Problem to solve
Could you please output all of the data exactly, without the images?

Dataset rows describing interfaces

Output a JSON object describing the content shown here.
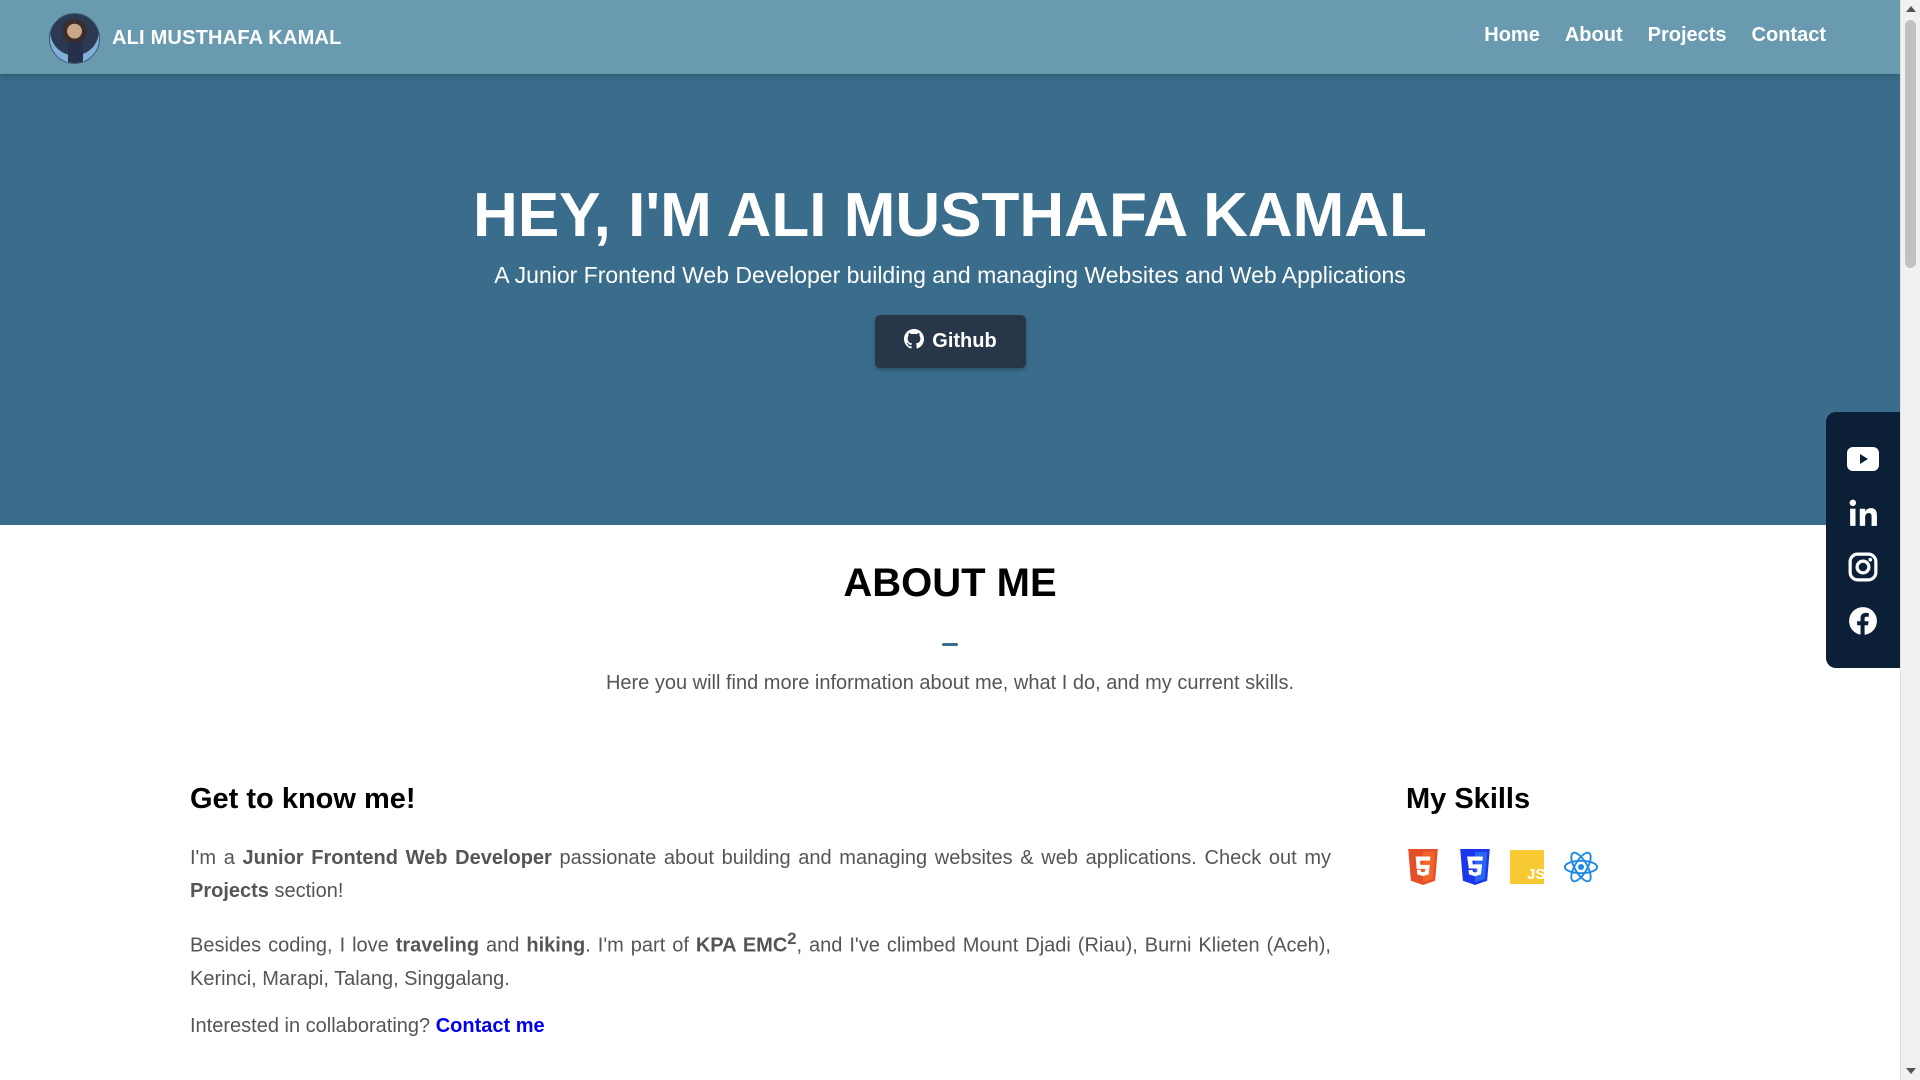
{
  "header": {
    "brand_name": "ALI MUSTHAFA KAMAL",
    "nav": [
      "Home",
      "About",
      "Projects",
      "Contact"
    ]
  },
  "hero": {
    "title": "HEY, I'M ALI MUSTHAFA KAMAL",
    "subtitle": "A Junior Frontend Web Developer building and managing Websites and Web Applications",
    "github_label": "Github"
  },
  "social": [
    "youtube-icon",
    "linkedin-icon",
    "instagram-icon",
    "facebook-icon"
  ],
  "about": {
    "title": "ABOUT ME",
    "subtitle": "Here you will find more information about me, what I do, and my current skills.",
    "know_heading": "Get to know me!",
    "p1": {
      "t1": "I'm a ",
      "b1": "Junior Frontend Web Developer",
      "t2": " passionate about building and managing websites & web applications. Check out my ",
      "b2": "Projects",
      "t3": " section!"
    },
    "p2": {
      "t1": "Besides coding, I love ",
      "b1": "traveling",
      "t2": " and ",
      "b2": "hiking",
      "t3": ". I'm part of ",
      "b3": "KPA EMC",
      "sup": "2",
      "t4": ", and I've climbed Mount Djadi (Riau), Burni Klieten (Aceh), Kerinci, Marapi, Talang, Singgalang."
    },
    "p3": {
      "t1": "Interested in collaborating? ",
      "link": "Contact me"
    },
    "skills_heading": "My Skills",
    "skills": [
      "html5-icon",
      "css3-icon",
      "javascript-icon",
      "react-icon"
    ]
  },
  "colors": {
    "navbar": "#6a9ab0",
    "hero": "#3a6d8b",
    "button": "#283649",
    "social_bar": "#0b2036",
    "link": "#0000ee"
  }
}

Output of the task
Output a JSON object describing the content shown here.
{
  "header": {
    "brand_name": "ALI MUSTHAFA KAMAL",
    "nav": [
      "Home",
      "About",
      "Projects",
      "Contact"
    ]
  },
  "hero": {
    "title": "HEY, I'M ALI MUSTHAFA KAMAL",
    "subtitle": "A Junior Frontend Web Developer building and managing Websites and Web Applications",
    "github_label": "Github"
  },
  "social": [
    "youtube-icon",
    "linkedin-icon",
    "instagram-icon",
    "facebook-icon"
  ],
  "about": {
    "title": "ABOUT ME",
    "subtitle": "Here you will find more information about me, what I do, and my current skills.",
    "know_heading": "Get to know me!",
    "p1": {
      "t1": "I'm a ",
      "b1": "Junior Frontend Web Developer",
      "t2": " passionate about building and managing websites & web applications. Check out my ",
      "b2": "Projects",
      "t3": " section!"
    },
    "p2": {
      "t1": "Besides coding, I love ",
      "b1": "traveling",
      "t2": " and ",
      "b2": "hiking",
      "t3": ". I'm part of ",
      "b3": "KPA EMC",
      "sup": "2",
      "t4": ", and I've climbed Mount Djadi (Riau), Burni Klieten (Aceh), Kerinci, Marapi, Talang, Singgalang."
    },
    "p3": {
      "t1": "Interested in collaborating? ",
      "link": "Contact me"
    },
    "skills_heading": "My Skills",
    "skills": [
      "html5-icon",
      "css3-icon",
      "javascript-icon",
      "react-icon"
    ]
  },
  "colors": {
    "navbar": "#6a9ab0",
    "hero": "#3a6d8b",
    "button": "#283649",
    "social_bar": "#0b2036",
    "link": "#0000ee"
  }
}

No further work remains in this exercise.